[Your assignment]: Your output must match the data word for word, with every line included.

BEGIN Available records

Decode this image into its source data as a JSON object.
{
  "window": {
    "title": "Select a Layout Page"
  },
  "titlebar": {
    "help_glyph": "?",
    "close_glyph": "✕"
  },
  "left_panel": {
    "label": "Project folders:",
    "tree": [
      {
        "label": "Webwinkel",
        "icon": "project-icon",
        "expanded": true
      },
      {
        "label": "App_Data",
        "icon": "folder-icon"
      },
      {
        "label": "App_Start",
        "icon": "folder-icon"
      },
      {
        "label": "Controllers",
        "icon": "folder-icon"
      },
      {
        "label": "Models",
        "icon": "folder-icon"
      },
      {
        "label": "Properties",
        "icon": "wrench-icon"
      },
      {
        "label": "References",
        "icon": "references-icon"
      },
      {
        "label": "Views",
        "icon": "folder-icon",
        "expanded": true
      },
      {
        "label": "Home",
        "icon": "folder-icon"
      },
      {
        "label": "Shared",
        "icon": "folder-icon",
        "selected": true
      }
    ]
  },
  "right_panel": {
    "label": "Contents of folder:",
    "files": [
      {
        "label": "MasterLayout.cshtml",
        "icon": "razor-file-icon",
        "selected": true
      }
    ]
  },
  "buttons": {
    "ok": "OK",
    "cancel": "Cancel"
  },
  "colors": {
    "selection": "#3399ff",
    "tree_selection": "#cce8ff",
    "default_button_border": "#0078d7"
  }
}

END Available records

[Your solution]:
Decode this image into its source data as a JSON object.
{
  "window": {
    "title": "Select a Layout Page"
  },
  "titlebar": {
    "help_glyph": "?",
    "close_glyph": "✕"
  },
  "left_panel": {
    "label": "Project folders:",
    "tree": [
      {
        "label": "Webwinkel",
        "icon": "project-icon",
        "expanded": true
      },
      {
        "label": "App_Data",
        "icon": "folder-icon"
      },
      {
        "label": "App_Start",
        "icon": "folder-icon"
      },
      {
        "label": "Controllers",
        "icon": "folder-icon"
      },
      {
        "label": "Models",
        "icon": "folder-icon"
      },
      {
        "label": "Properties",
        "icon": "wrench-icon"
      },
      {
        "label": "References",
        "icon": "references-icon"
      },
      {
        "label": "Views",
        "icon": "folder-icon",
        "expanded": true
      },
      {
        "label": "Home",
        "icon": "folder-icon"
      },
      {
        "label": "Shared",
        "icon": "folder-icon",
        "selected": true
      }
    ]
  },
  "right_panel": {
    "label": "Contents of folder:",
    "files": [
      {
        "label": "MasterLayout.cshtml",
        "icon": "razor-file-icon",
        "selected": true
      }
    ]
  },
  "buttons": {
    "ok": "OK",
    "cancel": "Cancel"
  },
  "colors": {
    "selection": "#3399ff",
    "tree_selection": "#cce8ff",
    "default_button_border": "#0078d7"
  }
}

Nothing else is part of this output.